■ **What the task requires**
Quote all of the entries word for word.

[Entries from a dataset of interfaces]
******************************
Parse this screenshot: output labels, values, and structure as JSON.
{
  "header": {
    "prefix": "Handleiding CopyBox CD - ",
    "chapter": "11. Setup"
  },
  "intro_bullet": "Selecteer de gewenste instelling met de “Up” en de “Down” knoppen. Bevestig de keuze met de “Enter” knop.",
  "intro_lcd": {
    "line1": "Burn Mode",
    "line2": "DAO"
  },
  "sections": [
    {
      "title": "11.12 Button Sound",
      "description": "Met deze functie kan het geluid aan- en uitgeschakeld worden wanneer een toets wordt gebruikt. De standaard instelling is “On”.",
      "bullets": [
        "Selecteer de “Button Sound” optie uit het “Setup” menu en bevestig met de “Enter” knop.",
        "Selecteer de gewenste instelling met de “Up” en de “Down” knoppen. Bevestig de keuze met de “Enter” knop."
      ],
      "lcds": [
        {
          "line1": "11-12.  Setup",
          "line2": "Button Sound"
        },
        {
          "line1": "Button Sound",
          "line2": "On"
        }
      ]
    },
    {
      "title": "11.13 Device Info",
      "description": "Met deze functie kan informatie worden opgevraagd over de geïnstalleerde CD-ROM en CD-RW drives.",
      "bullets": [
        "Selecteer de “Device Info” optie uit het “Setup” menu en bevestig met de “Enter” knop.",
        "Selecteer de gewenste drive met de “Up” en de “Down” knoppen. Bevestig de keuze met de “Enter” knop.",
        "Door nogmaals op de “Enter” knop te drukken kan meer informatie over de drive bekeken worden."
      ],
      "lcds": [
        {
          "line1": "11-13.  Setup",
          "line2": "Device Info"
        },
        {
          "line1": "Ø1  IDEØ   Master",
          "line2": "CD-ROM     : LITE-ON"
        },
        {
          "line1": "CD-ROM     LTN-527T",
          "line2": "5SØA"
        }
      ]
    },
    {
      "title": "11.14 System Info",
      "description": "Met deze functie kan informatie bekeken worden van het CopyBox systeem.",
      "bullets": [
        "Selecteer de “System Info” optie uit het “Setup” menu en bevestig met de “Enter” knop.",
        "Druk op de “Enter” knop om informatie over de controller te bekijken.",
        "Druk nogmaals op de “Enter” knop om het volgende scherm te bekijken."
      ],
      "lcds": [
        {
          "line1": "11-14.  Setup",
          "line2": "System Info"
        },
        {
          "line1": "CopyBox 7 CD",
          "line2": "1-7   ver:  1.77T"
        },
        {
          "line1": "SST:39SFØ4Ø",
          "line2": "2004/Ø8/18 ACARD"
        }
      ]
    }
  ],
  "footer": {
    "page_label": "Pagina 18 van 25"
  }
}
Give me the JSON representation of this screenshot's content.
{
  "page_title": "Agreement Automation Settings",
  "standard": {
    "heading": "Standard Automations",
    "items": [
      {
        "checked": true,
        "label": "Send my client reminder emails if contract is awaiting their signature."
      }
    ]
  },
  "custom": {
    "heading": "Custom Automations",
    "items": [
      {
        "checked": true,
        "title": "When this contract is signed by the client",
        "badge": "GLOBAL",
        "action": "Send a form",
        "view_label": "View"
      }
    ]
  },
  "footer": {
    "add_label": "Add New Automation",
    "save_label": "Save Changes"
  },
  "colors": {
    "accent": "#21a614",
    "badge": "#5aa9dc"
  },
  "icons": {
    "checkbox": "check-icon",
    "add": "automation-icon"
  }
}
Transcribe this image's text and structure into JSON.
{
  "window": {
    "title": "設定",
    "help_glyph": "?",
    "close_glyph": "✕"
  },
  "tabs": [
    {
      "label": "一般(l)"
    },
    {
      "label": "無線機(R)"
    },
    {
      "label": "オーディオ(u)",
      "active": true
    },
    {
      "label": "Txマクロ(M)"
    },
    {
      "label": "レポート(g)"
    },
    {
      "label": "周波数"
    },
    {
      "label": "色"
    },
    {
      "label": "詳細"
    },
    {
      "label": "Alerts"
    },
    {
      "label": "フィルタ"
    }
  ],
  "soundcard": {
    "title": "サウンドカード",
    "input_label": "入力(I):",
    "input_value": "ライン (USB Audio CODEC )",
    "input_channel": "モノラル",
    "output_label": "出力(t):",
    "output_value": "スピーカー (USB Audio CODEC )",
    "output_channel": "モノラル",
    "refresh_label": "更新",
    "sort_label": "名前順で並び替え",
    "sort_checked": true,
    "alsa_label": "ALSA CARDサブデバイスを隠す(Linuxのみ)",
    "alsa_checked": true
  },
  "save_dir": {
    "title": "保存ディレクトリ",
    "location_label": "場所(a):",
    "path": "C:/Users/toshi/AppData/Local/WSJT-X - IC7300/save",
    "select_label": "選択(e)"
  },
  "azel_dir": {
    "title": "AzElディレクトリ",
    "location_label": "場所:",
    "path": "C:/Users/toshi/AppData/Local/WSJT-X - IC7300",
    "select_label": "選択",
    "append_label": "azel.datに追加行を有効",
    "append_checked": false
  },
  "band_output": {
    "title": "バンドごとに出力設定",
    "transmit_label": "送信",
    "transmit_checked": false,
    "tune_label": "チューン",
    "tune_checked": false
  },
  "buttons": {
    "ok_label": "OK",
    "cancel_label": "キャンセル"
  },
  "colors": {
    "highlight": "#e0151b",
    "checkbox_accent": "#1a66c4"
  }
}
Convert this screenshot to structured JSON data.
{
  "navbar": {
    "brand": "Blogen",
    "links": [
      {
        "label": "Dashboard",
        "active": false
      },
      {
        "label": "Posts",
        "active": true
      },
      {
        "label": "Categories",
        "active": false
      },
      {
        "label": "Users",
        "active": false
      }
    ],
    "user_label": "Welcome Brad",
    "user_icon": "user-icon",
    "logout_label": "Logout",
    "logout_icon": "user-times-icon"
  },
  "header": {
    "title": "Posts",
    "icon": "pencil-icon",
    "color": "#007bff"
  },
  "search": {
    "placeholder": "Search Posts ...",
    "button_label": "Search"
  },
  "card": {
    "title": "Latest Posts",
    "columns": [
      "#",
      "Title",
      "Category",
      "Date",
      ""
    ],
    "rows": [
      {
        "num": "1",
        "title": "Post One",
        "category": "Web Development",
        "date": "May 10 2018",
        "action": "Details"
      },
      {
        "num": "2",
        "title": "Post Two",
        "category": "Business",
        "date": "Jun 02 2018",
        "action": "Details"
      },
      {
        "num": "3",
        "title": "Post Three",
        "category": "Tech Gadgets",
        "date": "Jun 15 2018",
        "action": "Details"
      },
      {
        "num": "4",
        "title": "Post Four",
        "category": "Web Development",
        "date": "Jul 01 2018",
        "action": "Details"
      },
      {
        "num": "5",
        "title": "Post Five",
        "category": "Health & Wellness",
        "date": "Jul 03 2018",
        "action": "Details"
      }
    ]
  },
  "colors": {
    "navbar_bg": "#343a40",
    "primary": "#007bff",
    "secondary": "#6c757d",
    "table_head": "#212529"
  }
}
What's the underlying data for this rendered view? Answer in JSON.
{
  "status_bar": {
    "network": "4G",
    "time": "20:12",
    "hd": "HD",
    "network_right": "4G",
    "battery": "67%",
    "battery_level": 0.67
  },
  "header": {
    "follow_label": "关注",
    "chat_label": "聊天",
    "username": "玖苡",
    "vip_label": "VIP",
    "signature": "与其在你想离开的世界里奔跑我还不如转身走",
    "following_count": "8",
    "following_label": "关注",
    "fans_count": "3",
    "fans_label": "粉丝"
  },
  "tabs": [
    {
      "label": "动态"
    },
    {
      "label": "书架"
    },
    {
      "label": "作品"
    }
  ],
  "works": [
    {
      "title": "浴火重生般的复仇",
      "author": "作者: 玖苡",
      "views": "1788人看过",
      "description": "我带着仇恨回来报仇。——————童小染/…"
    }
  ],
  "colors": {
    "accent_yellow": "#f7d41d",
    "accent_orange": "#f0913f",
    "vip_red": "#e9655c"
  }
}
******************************
■ **Answer**
Parse this screenshot: output labels, values, and structure as JSON.
{
  "header": {
    "prefix": "Handleiding CopyBox CD - ",
    "chapter": "11. Setup"
  },
  "intro_bullet": "Selecteer de gewenste instelling met de “Up” en de “Down” knoppen. Bevestig de keuze met de “Enter” knop.",
  "intro_lcd": {
    "line1": "Burn Mode",
    "line2": "DAO"
  },
  "sections": [
    {
      "title": "11.12 Button Sound",
      "description": "Met deze functie kan het geluid aan- en uitgeschakeld worden wanneer een toets wordt gebruikt. De standaard instelling is “On”.",
      "bullets": [
        "Selecteer de “Button Sound” optie uit het “Setup” menu en bevestig met de “Enter” knop.",
        "Selecteer de gewenste instelling met de “Up” en de “Down” knoppen. Bevestig de keuze met de “Enter” knop."
      ],
      "lcds": [
        {
          "line1": "11-12.  Setup",
          "line2": "Button Sound"
        },
        {
          "line1": "Button Sound",
          "line2": "On"
        }
      ]
    },
    {
      "title": "11.13 Device Info",
      "description": "Met deze functie kan informatie worden opgevraagd over de geïnstalleerde CD-ROM en CD-RW drives.",
      "bullets": [
        "Selecteer de “Device Info” optie uit het “Setup” menu en bevestig met de “Enter” knop.",
        "Selecteer de gewenste drive met de “Up” en de “Down” knoppen. Bevestig de keuze met de “Enter” knop.",
        "Door nogmaals op de “Enter” knop te drukken kan meer informatie over de drive bekeken worden."
      ],
      "lcds": [
        {
          "line1": "11-13.  Setup",
          "line2": "Device Info"
        },
        {
          "line1": "Ø1  IDEØ   Master",
          "line2": "CD-ROM     : LITE-ON"
        },
        {
          "line1": "CD-ROM     LTN-527T",
          "line2": "5SØA"
        }
      ]
    },
    {
      "title": "11.14 System Info",
      "description": "Met deze functie kan informatie bekeken worden van het CopyBox systeem.",
      "bullets": [
        "Selecteer de “System Info” optie uit het “Setup” menu en bevestig met de “Enter” knop.",
        "Druk op de “Enter” knop om informatie over de controller te bekijken.",
        "Druk nogmaals op de “Enter” knop om het volgende scherm te bekijken."
      ],
      "lcds": [
        {
          "line1": "11-14.  Setup",
          "line2": "System Info"
        },
        {
          "line1": "CopyBox 7 CD",
          "line2": "1-7   ver:  1.77T"
        },
        {
          "line1": "SST:39SFØ4Ø",
          "line2": "2004/Ø8/18 ACARD"
        }
      ]
    }
  ],
  "footer": {
    "page_label": "Pagina 18 van 25"
  }
}
Give me the JSON representation of this screenshot's content.
{
  "page_title": "Agreement Automation Settings",
  "standard": {
    "heading": "Standard Automations",
    "items": [
      {
        "checked": true,
        "label": "Send my client reminder emails if contract is awaiting their signature."
      }
    ]
  },
  "custom": {
    "heading": "Custom Automations",
    "items": [
      {
        "checked": true,
        "title": "When this contract is signed by the client",
        "badge": "GLOBAL",
        "action": "Send a form",
        "view_label": "View"
      }
    ]
  },
  "footer": {
    "add_label": "Add New Automation",
    "save_label": "Save Changes"
  },
  "colors": {
    "accent": "#21a614",
    "badge": "#5aa9dc"
  },
  "icons": {
    "checkbox": "check-icon",
    "add": "automation-icon"
  }
}
Transcribe this image's text and structure into JSON.
{
  "window": {
    "title": "設定",
    "help_glyph": "?",
    "close_glyph": "✕"
  },
  "tabs": [
    {
      "label": "一般(l)"
    },
    {
      "label": "無線機(R)"
    },
    {
      "label": "オーディオ(u)",
      "active": true
    },
    {
      "label": "Txマクロ(M)"
    },
    {
      "label": "レポート(g)"
    },
    {
      "label": "周波数"
    },
    {
      "label": "色"
    },
    {
      "label": "詳細"
    },
    {
      "label": "Alerts"
    },
    {
      "label": "フィルタ"
    }
  ],
  "soundcard": {
    "title": "サウンドカード",
    "input_label": "入力(I):",
    "input_value": "ライン (USB Audio CODEC )",
    "input_channel": "モノラル",
    "output_label": "出力(t):",
    "output_value": "スピーカー (USB Audio CODEC )",
    "output_channel": "モノラル",
    "refresh_label": "更新",
    "sort_label": "名前順で並び替え",
    "sort_checked": true,
    "alsa_label": "ALSA CARDサブデバイスを隠す(Linuxのみ)",
    "alsa_checked": true
  },
  "save_dir": {
    "title": "保存ディレクトリ",
    "location_label": "場所(a):",
    "path": "C:/Users/toshi/AppData/Local/WSJT-X - IC7300/save",
    "select_label": "選択(e)"
  },
  "azel_dir": {
    "title": "AzElディレクトリ",
    "location_label": "場所:",
    "path": "C:/Users/toshi/AppData/Local/WSJT-X - IC7300",
    "select_label": "選択",
    "append_label": "azel.datに追加行を有効",
    "append_checked": false
  },
  "band_output": {
    "title": "バンドごとに出力設定",
    "transmit_label": "送信",
    "transmit_checked": false,
    "tune_label": "チューン",
    "tune_checked": false
  },
  "buttons": {
    "ok_label": "OK",
    "cancel_label": "キャンセル"
  },
  "colors": {
    "highlight": "#e0151b",
    "checkbox_accent": "#1a66c4"
  }
}
Convert this screenshot to structured JSON data.
{
  "navbar": {
    "brand": "Blogen",
    "links": [
      {
        "label": "Dashboard",
        "active": false
      },
      {
        "label": "Posts",
        "active": true
      },
      {
        "label": "Categories",
        "active": false
      },
      {
        "label": "Users",
        "active": false
      }
    ],
    "user_label": "Welcome Brad",
    "user_icon": "user-icon",
    "logout_label": "Logout",
    "logout_icon": "user-times-icon"
  },
  "header": {
    "title": "Posts",
    "icon": "pencil-icon",
    "color": "#007bff"
  },
  "search": {
    "placeholder": "Search Posts ...",
    "button_label": "Search"
  },
  "card": {
    "title": "Latest Posts",
    "columns": [
      "#",
      "Title",
      "Category",
      "Date",
      ""
    ],
    "rows": [
      {
        "num": "1",
        "title": "Post One",
        "category": "Web Development",
        "date": "May 10 2018",
        "action": "Details"
      },
      {
        "num": "2",
        "title": "Post Two",
        "category": "Business",
        "date": "Jun 02 2018",
        "action": "Details"
      },
      {
        "num": "3",
        "title": "Post Three",
        "category": "Tech Gadgets",
        "date": "Jun 15 2018",
        "action": "Details"
      },
      {
        "num": "4",
        "title": "Post Four",
        "category": "Web Development",
        "date": "Jul 01 2018",
        "action": "Details"
      },
      {
        "num": "5",
        "title": "Post Five",
        "category": "Health & Wellness",
        "date": "Jul 03 2018",
        "action": "Details"
      }
    ]
  },
  "colors": {
    "navbar_bg": "#343a40",
    "primary": "#007bff",
    "secondary": "#6c757d",
    "table_head": "#212529"
  }
}
What's the underlying data for this rendered view? Answer in JSON.
{
  "status_bar": {
    "network": "4G",
    "time": "20:12",
    "hd": "HD",
    "network_right": "4G",
    "battery": "67%",
    "battery_level": 0.67
  },
  "header": {
    "follow_label": "关注",
    "chat_label": "聊天",
    "username": "玖苡",
    "vip_label": "VIP",
    "signature": "与其在你想离开的世界里奔跑我还不如转身走",
    "following_count": "8",
    "following_label": "关注",
    "fans_count": "3",
    "fans_label": "粉丝"
  },
  "tabs": [
    {
      "label": "动态"
    },
    {
      "label": "书架"
    },
    {
      "label": "作品"
    }
  ],
  "works": [
    {
      "title": "浴火重生般的复仇",
      "author": "作者: 玖苡",
      "views": "1788人看过",
      "description": "我带着仇恨回来报仇。——————童小染/…"
    }
  ],
  "colors": {
    "accent_yellow": "#f7d41d",
    "accent_orange": "#f0913f",
    "vip_red": "#e9655c"
  }
}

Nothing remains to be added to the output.